The Semantic Web gang gathered this month to discuss the recent launch of Wolfram Alpha and the endorsement of RDFa by Google.
My impression of Wolfram, to talk about it for a second, is that it fills a clear white space in the search engine arena, a space I would divide up into 2 sub-fields:
- FIND: when you seek a specific, well-defined piece of information, you’re into FIND mode. IMHO, that’s a task in which Google’s supremacy is fast eroding. If I seek a precise answer to a question, say the names of the different provinces in India or all the movies in which Sharon Stone played (not that I’d ever look for that), I tend to rely less and less on the search engine gorilla. I either go directly to Wikipedia (although it’s a little like Google in that it’s often serving me ‘too much information’), use vertical databases (such as IDMB for movies), or land directly on more targeted search engines such as Powerset or, now, Wolfram, which impressed me.
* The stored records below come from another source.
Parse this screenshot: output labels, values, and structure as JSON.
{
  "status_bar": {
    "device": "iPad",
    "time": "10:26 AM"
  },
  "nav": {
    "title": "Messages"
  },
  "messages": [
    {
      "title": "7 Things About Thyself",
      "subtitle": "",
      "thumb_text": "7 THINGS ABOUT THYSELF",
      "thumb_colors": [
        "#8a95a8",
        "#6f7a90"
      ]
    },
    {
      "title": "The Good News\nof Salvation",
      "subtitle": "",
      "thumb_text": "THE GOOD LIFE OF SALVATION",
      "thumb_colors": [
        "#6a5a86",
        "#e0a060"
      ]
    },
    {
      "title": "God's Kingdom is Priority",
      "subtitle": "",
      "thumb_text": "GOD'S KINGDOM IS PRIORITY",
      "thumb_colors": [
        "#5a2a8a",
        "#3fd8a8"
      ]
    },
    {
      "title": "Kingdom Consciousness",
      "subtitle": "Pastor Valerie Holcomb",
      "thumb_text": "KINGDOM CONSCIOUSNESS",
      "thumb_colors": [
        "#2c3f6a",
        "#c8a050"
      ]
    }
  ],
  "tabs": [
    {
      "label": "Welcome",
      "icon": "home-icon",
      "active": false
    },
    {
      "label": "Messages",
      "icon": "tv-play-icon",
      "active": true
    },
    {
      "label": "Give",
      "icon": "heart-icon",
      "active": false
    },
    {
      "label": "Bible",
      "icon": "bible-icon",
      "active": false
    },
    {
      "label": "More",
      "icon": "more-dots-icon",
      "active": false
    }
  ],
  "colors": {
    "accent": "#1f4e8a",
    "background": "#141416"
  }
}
Granted, I sometime still use Google to access Wikipedia. But the point is, Google is not my exclusive entry point to the web in that scenario. So Wolfram may well have found a key weakness to exploit, as the statistical approach *may* not be ideally suited to this task. Will Wolfram steal significant volume of clicks from Google? I don’t know, a lot of that comes down to execution, but there is no denying it found a crack in the shiny armor. (more…)